For each entry below, write an exact copy and leave out the images.

---- Source material

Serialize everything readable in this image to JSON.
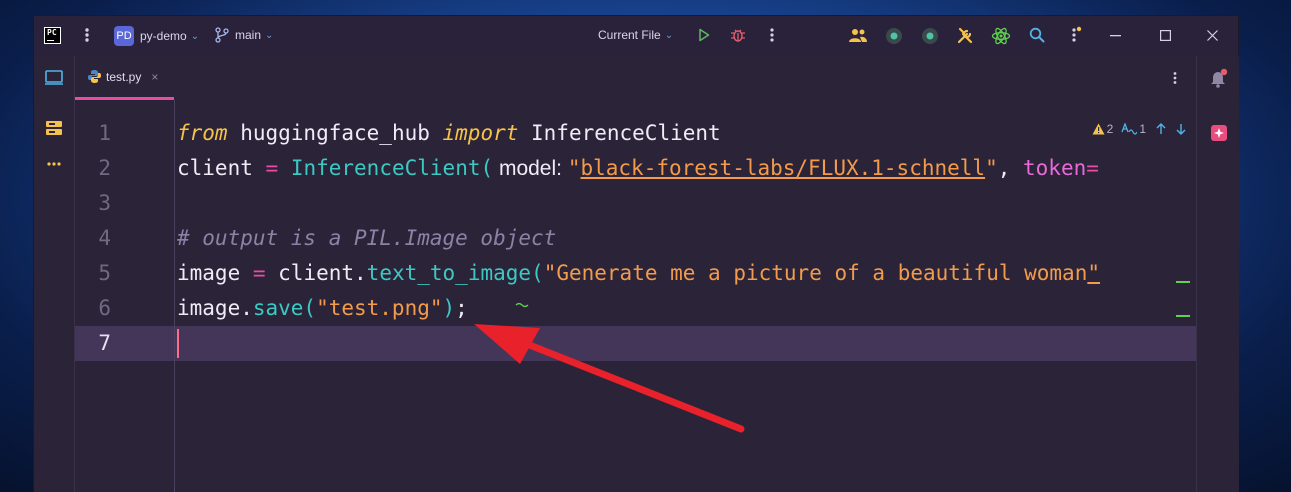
{
  "titlebar": {
    "logo_text": "PC",
    "project_badge": "PD",
    "project_name": "py-demo",
    "branch_name": "main",
    "run_config": "Current File"
  },
  "tabs": [
    {
      "label": "test.py",
      "close": "×"
    }
  ],
  "inspections": {
    "warnings": "2",
    "typos": "1"
  },
  "editor": {
    "line_numbers": [
      "1",
      "2",
      "3",
      "4",
      "5",
      "6",
      "7"
    ],
    "lines": [
      [
        {
          "t": "from",
          "c": "kw"
        },
        {
          "t": " huggingface_hub ",
          "c": ""
        },
        {
          "t": "import",
          "c": "kw"
        },
        {
          "t": " InferenceClient",
          "c": ""
        }
      ],
      [
        {
          "t": "client ",
          "c": ""
        },
        {
          "t": "=",
          "c": "op"
        },
        {
          "t": " ",
          "c": ""
        },
        {
          "t": "InferenceClient(",
          "c": "fn"
        },
        {
          "t": " model: ",
          "c": "param"
        },
        {
          "t": "\"",
          "c": "str"
        },
        {
          "t": "black-forest-labs/FLUX.1-schnell",
          "c": "str-u"
        },
        {
          "t": "\"",
          "c": "str"
        },
        {
          "t": ", ",
          "c": ""
        },
        {
          "t": "token",
          "c": "kwarg"
        },
        {
          "t": "=",
          "c": "op"
        }
      ],
      [],
      [
        {
          "t": "# output is a PIL.Image object",
          "c": "cm"
        }
      ],
      [
        {
          "t": "image ",
          "c": ""
        },
        {
          "t": "=",
          "c": "op"
        },
        {
          "t": " client.",
          "c": ""
        },
        {
          "t": "text_to_image(",
          "c": "fn"
        },
        {
          "t": "\"Generate me a picture of a beautiful woman",
          "c": "str"
        },
        {
          "t": "\"",
          "c": "str-u"
        }
      ],
      [
        {
          "t": "image.",
          "c": ""
        },
        {
          "t": "save(",
          "c": "fn"
        },
        {
          "t": "\"test.png\"",
          "c": "str"
        },
        {
          "t": ")",
          "c": "fn"
        },
        {
          "t": ";",
          "c": ""
        }
      ],
      []
    ]
  },
  "colors": {
    "accent_tab": "#e94ca2",
    "arrow": "#e8212b",
    "current_line": "#433659"
  }
}
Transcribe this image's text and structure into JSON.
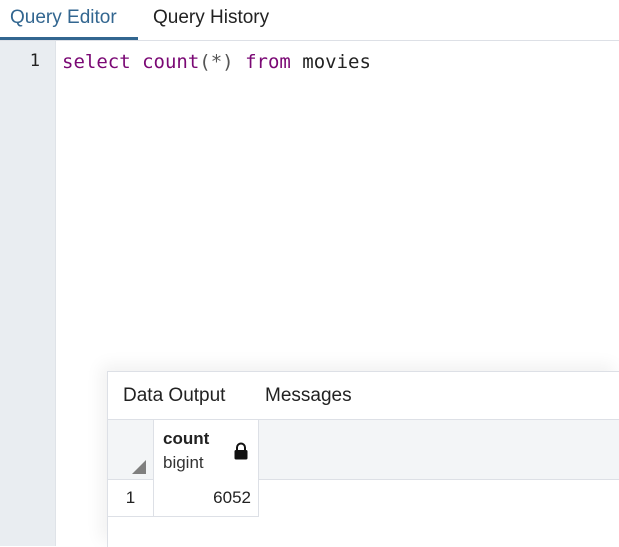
{
  "tabs": [
    {
      "label": "Query Editor",
      "active": true
    },
    {
      "label": "Query History",
      "active": false
    }
  ],
  "editor": {
    "line_number": "1",
    "code": {
      "keyword_select": "select",
      "function_count": "count",
      "args": "(*)",
      "keyword_from": "from",
      "table": "movies"
    }
  },
  "result": {
    "tabs": [
      {
        "label": "Data Output",
        "active": true
      },
      {
        "label": "Messages",
        "active": false
      }
    ],
    "columns": [
      {
        "name": "count",
        "type": "bigint",
        "icon": "lock-icon"
      }
    ],
    "rows": [
      {
        "row_number": "1",
        "values": [
          "6052"
        ]
      }
    ]
  },
  "colors": {
    "accent": "#326690",
    "keyword": "#7a0874",
    "gutter": "#e9edf1"
  }
}
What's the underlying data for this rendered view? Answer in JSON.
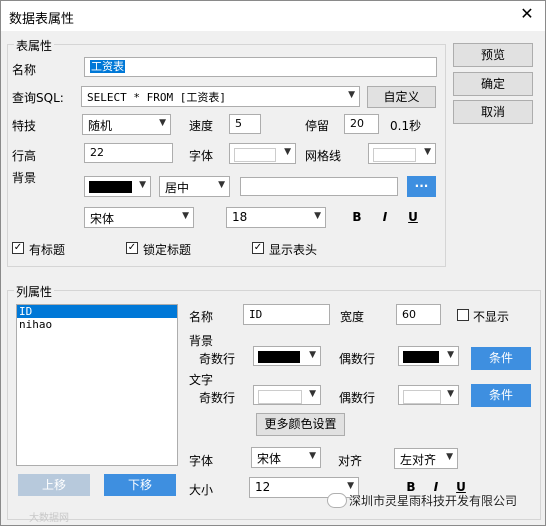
{
  "window": {
    "title": "数据表属性",
    "close": "✕"
  },
  "table_group": {
    "title": "表属性"
  },
  "labels": {
    "name": "名称",
    "query": "查询SQL:",
    "effect": "特技",
    "speed": "速度",
    "stay": "停留",
    "stay_unit": "0.1秒",
    "row_height": "行高",
    "font": "字体",
    "grid": "网格线",
    "background": "背景"
  },
  "values": {
    "name": "工资表",
    "query": "SELECT * FROM [工资表]",
    "effect": "随机",
    "speed": "5",
    "stay": "20",
    "row_height": "22",
    "align": "居中",
    "font_name": "宋体",
    "font_size": "18",
    "ellipsis": "···"
  },
  "side_buttons": {
    "preview": "预览",
    "ok": "确定",
    "cancel": "取消",
    "custom": "自定义"
  },
  "format": {
    "bold": "B",
    "italic": "I",
    "underline": "U"
  },
  "checks": {
    "has_title": "有标题",
    "lock_title": "锁定标题",
    "show_header": "显示表头"
  },
  "col_group": {
    "title": "列属性"
  },
  "col_list": [
    "ID",
    "nihao"
  ],
  "col_labels": {
    "name": "名称",
    "width": "宽度",
    "hide": "不显示",
    "background": "背景",
    "odd_row": "奇数行",
    "even_row": "偶数行",
    "text": "文字",
    "more_colors": "更多颜色设置",
    "font": "字体",
    "align": "对齐",
    "size": "大小",
    "condition": "条件",
    "move_up": "上移",
    "move_down": "下移"
  },
  "col_values": {
    "name": "ID",
    "width": "60",
    "font": "宋体",
    "align": "左对齐",
    "size": "12"
  },
  "watermark": {
    "text": "深圳市灵星雨科技开发有限公司",
    "corner": "大数据网"
  },
  "colors": {
    "accent": "#3e8fe0",
    "selection": "#0078d7"
  }
}
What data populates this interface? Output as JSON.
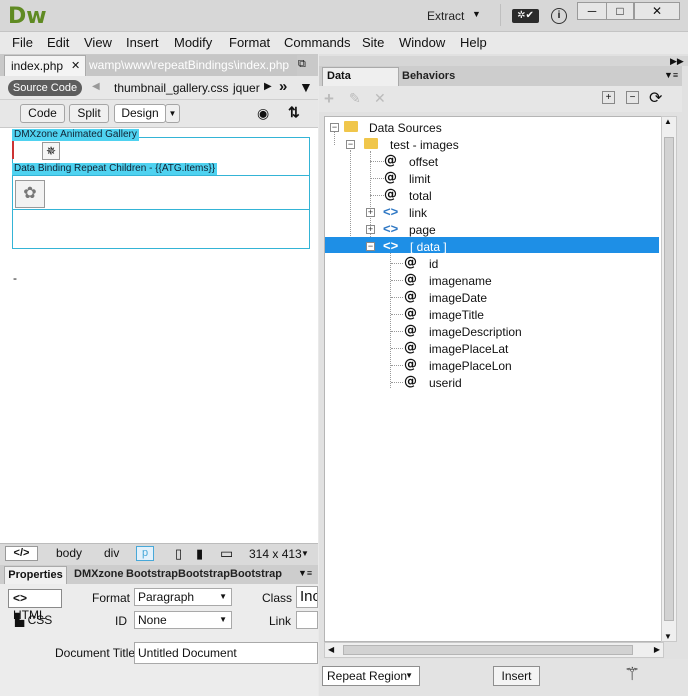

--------

- Result of the exercise:
Serialize everything readable in this image to JSON.
{
  "titlebar": {
    "logo_text": "PC",
    "project_badge": "PD",
    "project_name": "py-demo",
    "branch_name": "main",
    "run_config": "Current File"
  },
  "tabs": [
    {
      "label": "test.py",
      "close": "×"
    }
  ],
  "inspections": {
    "warnings": "2",
    "typos": "1"
  },
  "editor": {
    "line_numbers": [
      "1",
      "2",
      "3",
      "4",
      "5",
      "6",
      "7"
    ],
    "lines": [
      [
        {
          "t": "from",
          "c": "kw"
        },
        {
          "t": " huggingface_hub ",
          "c": ""
        },
        {
          "t": "import",
          "c": "kw"
        },
        {
          "t": " InferenceClient",
          "c": ""
        }
      ],
      [
        {
          "t": "client ",
          "c": ""
        },
        {
          "t": "=",
          "c": "op"
        },
        {
          "t": " ",
          "c": ""
        },
        {
          "t": "InferenceClient(",
          "c": "fn"
        },
        {
          "t": " model: ",
          "c": "param"
        },
        {
          "t": "\"",
          "c": "str"
        },
        {
          "t": "black-forest-labs/FLUX.1-schnell",
          "c": "str-u"
        },
        {
          "t": "\"",
          "c": "str"
        },
        {
          "t": ", ",
          "c": ""
        },
        {
          "t": "token",
          "c": "kwarg"
        },
        {
          "t": "=",
          "c": "op"
        }
      ],
      [],
      [
        {
          "t": "# output is a PIL.Image object",
          "c": "cm"
        }
      ],
      [
        {
          "t": "image ",
          "c": ""
        },
        {
          "t": "=",
          "c": "op"
        },
        {
          "t": " client.",
          "c": ""
        },
        {
          "t": "text_to_image(",
          "c": "fn"
        },
        {
          "t": "\"Generate me a picture of a beautiful woman",
          "c": "str"
        },
        {
          "t": "\"",
          "c": "str-u"
        }
      ],
      [
        {
          "t": "image.",
          "c": ""
        },
        {
          "t": "save(",
          "c": "fn"
        },
        {
          "t": "\"test.png\"",
          "c": "str"
        },
        {
          "t": ")",
          "c": "fn"
        },
        {
          "t": ";",
          "c": ""
        }
      ],
      []
    ]
  },
  "colors": {
    "accent_tab": "#e94ca2",
    "arrow": "#e8212b",
    "current_line": "#433659"
  }
}
Transcribe this image's text and structure into JSON.
{
  "tabs": [
    {
      "label": "Query Editor",
      "active": true
    },
    {
      "label": "Query History",
      "active": false
    }
  ],
  "editor": {
    "line_number": "1",
    "code": {
      "keyword_select": "select",
      "function_count": "count",
      "args": "(*)",
      "keyword_from": "from",
      "table": "movies"
    }
  },
  "result": {
    "tabs": [
      {
        "label": "Data Output",
        "active": true
      },
      {
        "label": "Messages",
        "active": false
      }
    ],
    "columns": [
      {
        "name": "count",
        "type": "bigint",
        "icon": "lock-icon"
      }
    ],
    "rows": [
      {
        "row_number": "1",
        "values": [
          "6052"
        ]
      }
    ]
  },
  "colors": {
    "accent": "#326690",
    "keyword": "#7a0874",
    "gutter": "#e9edf1"
  }
}
What's the underlying data for this rendered view? Answer in JSON.
{
  "window": {
    "title": "数据表属性",
    "close": "✕"
  },
  "table_group": {
    "title": "表属性"
  },
  "labels": {
    "name": "名称",
    "query": "查询SQL:",
    "effect": "特技",
    "speed": "速度",
    "stay": "停留",
    "stay_unit": "0.1秒",
    "row_height": "行高",
    "font": "字体",
    "grid": "网格线",
    "background": "背景"
  },
  "values": {
    "name": "工资表",
    "query": "SELECT * FROM [工资表]",
    "effect": "随机",
    "speed": "5",
    "stay": "20",
    "row_height": "22",
    "align": "居中",
    "font_name": "宋体",
    "font_size": "18",
    "ellipsis": "···"
  },
  "side_buttons": {
    "preview": "预览",
    "ok": "确定",
    "cancel": "取消",
    "custom": "自定义"
  },
  "format": {
    "bold": "B",
    "italic": "I",
    "underline": "U"
  },
  "checks": {
    "has_title": "有标题",
    "lock_title": "锁定标题",
    "show_header": "显示表头"
  },
  "col_group": {
    "title": "列属性"
  },
  "col_list": [
    "ID",
    "nihao"
  ],
  "col_labels": {
    "name": "名称",
    "width": "宽度",
    "hide": "不显示",
    "background": "背景",
    "odd_row": "奇数行",
    "even_row": "偶数行",
    "text": "文字",
    "more_colors": "更多颜色设置",
    "font": "字体",
    "align": "对齐",
    "size": "大小",
    "condition": "条件",
    "move_up": "上移",
    "move_down": "下移"
  },
  "col_values": {
    "name": "ID",
    "width": "60",
    "font": "宋体",
    "align": "左对齐",
    "size": "12"
  },
  "watermark": {
    "text": "深圳市灵星雨科技开发有限公司",
    "corner": "大数据网"
  },
  "colors": {
    "accent": "#3e8fe0",
    "selection": "#0078d7"
  }
}
What data populates this interface? Output as JSON.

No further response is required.